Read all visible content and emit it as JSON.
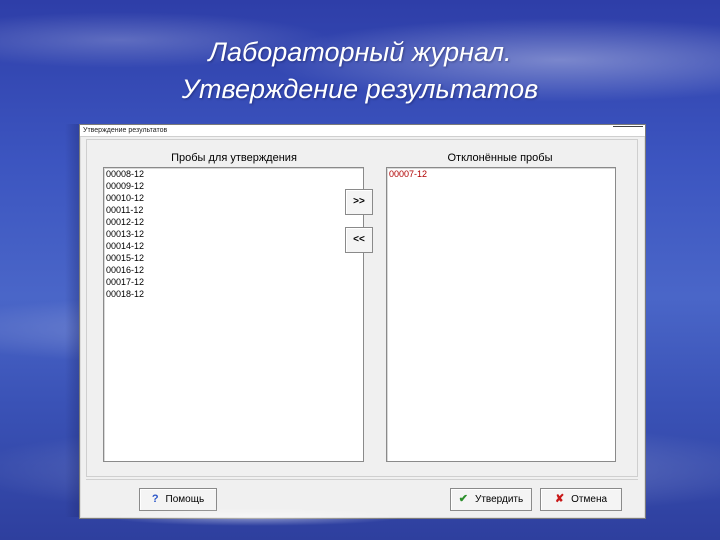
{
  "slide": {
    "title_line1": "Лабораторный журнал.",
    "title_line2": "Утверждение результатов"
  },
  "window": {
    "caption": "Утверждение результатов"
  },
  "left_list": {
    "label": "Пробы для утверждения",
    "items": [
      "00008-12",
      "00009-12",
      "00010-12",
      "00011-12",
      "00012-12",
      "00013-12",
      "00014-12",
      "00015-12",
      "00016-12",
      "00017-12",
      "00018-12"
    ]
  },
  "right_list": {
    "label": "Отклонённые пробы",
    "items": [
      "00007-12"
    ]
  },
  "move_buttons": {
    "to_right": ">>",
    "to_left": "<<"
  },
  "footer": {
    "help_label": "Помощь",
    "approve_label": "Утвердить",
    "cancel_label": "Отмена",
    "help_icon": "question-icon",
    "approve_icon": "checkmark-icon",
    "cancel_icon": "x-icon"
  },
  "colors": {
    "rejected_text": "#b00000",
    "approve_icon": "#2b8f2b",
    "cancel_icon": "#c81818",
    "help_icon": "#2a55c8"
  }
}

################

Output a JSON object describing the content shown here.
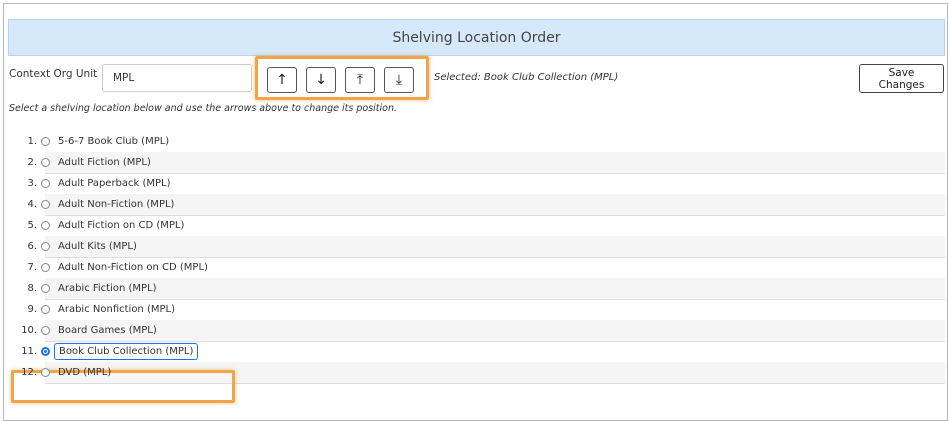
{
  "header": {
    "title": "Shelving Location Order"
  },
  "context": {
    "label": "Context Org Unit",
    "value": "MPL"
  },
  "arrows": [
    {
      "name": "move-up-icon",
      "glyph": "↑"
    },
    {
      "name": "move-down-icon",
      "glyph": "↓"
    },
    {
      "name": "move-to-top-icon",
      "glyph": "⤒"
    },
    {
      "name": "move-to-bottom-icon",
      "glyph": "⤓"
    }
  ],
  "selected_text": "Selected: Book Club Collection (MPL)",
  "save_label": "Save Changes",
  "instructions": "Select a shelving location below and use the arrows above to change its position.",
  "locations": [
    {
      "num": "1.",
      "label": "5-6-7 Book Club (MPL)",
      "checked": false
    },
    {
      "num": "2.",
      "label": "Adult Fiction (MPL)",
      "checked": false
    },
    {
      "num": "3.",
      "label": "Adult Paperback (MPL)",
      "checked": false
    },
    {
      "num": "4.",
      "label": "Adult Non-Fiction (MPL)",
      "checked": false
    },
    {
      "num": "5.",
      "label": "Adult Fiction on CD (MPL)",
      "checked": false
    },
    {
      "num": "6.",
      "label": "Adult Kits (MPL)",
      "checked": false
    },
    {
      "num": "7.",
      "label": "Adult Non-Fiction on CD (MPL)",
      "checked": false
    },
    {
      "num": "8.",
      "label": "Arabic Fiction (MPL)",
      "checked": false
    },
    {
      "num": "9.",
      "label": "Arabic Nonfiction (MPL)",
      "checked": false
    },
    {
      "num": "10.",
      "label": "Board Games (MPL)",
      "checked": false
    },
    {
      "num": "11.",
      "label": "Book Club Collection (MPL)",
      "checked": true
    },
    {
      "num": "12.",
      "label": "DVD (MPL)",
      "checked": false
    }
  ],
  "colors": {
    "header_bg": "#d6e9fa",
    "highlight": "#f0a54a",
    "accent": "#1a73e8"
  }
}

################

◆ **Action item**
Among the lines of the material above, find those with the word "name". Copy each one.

◆ **Answer for this exercise**
      "name": "move-up-icon",
      "name": "move-down-icon",
      "name": "move-to-top-icon",
      "name": "move-to-bottom-icon",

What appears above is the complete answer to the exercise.